Federal assistance to Detroit necessary: Financial aid to American cities not a “bailout”

The city of Detroit filed for bankruptcy on July 18, making history as the largest city ever to do so. The city’s debt and obligations are currently more than $18 billion. On Sept. 27, the White House announced a $320 million aid package for the city.

Fortunately, this announcement took place before the government shutdown, which officially started on Oct. 1. The money comes from a combination of federal and private funds.

Portions of the money have been set aside for specific areas of the city. $150 million have been committed to the demolition of unusable buildings and neighborhood reconstruction.

Some of the money will also be used to hire more police officers and firefighters as well as to fund youth programs.

This aid, despite being only a tiny fraction of what Detroit actually needs, is important in demonstrating the federal government’s position on assisting struggling cities.

With the government shutdown, however, it is clear that the country is severely divided over the actual role of government.

When the city first declared bankruptcy in July, Sen. John Cornyn, along with several other Republican senators, pushed an amendment targeting cities like Detroit that would prevent the federal government from bailing out any city.

The amendment was shut down; however, the implications of the amendment’s proposal should be taken seriously.

When Cornyn spoke on the Senate floor regarding his amendment, he stated that the government should not “bail out Detroit or any American city that mismanages its public finances,” disregarding the fact that Detroit never asked the government for a bailout in the first place.

This proposal is only one of many examples of the Republican agenda to stop President Obama from acting.

To be clear, the $320 million aid package is not a bailout. The administration gathered existing federal funds as well as private funds in order to indicate to the city that it would not be left behind.

What the aid to Detroit demonstrates is that the federal government cannot ignore our current economic problems.

For example, according to the U.S. Bureau of Labor Statistics, Detroit’s unemployment rate as of July was at 18.8 percent, one of the highest in the country. The aid is an important step to making sure the city does not continue to fall.

Even though the President was able to bring together money for Detroit, the attempt made by Republican senators to restrict government bailouts to American cities, especially Detroit, is part of a counterproductive agenda to stop the Obama administration from achieving its goals.

The proposal to ban government bailouts for cities along with countless attempts to halt the Affordable Care Act have culminated into one huge interruption of government: the actual shutdown.

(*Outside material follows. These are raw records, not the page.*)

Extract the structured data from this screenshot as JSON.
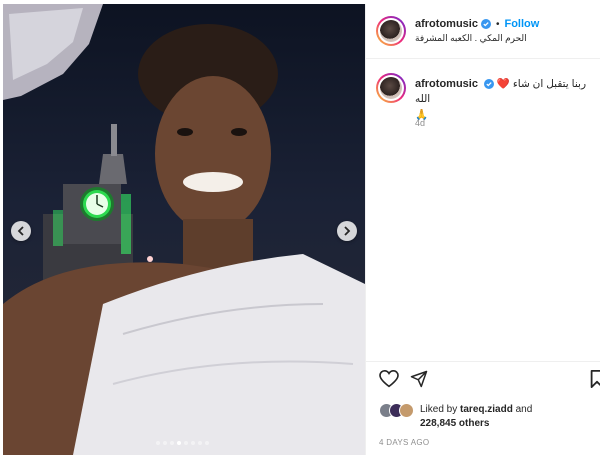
{
  "post": {
    "username": "afrotomusic",
    "follow_label": "Follow",
    "separator": "•",
    "location": "الحرم المكي . الكعبه المشرفة",
    "caption": "ربنا يتقبل ان شاء الله",
    "caption_emojis_before": "❤️",
    "caption_emojis_after": "🙏",
    "caption_age": "4d",
    "liked_by_prefix": "Liked by",
    "liked_by_user": "tareq.ziadd",
    "liked_by_and": "and",
    "others_count": "228,845 others",
    "timestamp": "4 DAYS AGO"
  },
  "carousel": {
    "dot_count": 8,
    "active_index": 3
  },
  "colors": {
    "follow_blue": "#0095f6",
    "verified_blue": "#3897f0",
    "clock_green": "#39ff6a"
  },
  "icons": {
    "like": "heart-icon",
    "share": "paper-plane-icon",
    "save": "bookmark-icon",
    "prev": "chevron-left-icon",
    "next": "chevron-right-icon",
    "verified": "verified-badge-icon"
  }
}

The Republicans in the House of Representatives were adamant about rejecting any spending bill that did not include at least some provisions that would undermine “Obamacare” in some way.

The Republicans have made it very clear that they do not approve of the types of government spending that President Obama has been proposing, but this is not a reason to halt all government business from taking place.

The proposal by Sen. Cornyn, for example, was a huge overreaction. Cornyn automatically assumed that the president would try to bail out Detroit.

The proposal bans government bailouts of all cities without discussing what might be done to help that specific city.

At this point, it is no longer about which side is correct on every issue, but instead is a matter of the refusal on the part of the GOP to compromise.

Perhaps if the Republican House were more eager to discuss instead of fight, there could be some progress. Unfortunately, this is not the case and it may not be for some time.

It is fortunate that the Obama Administration was able to give some aid to Detroit before government business was halted, but if the Republican House is allowed to continuously derail the possibility of progress, Detroit, as well as the rest of the country, will continue to get worse.

The government shutdown only further demonstrates the Republicans’ lack of concern for individuals in this country who are experiencing true suffering.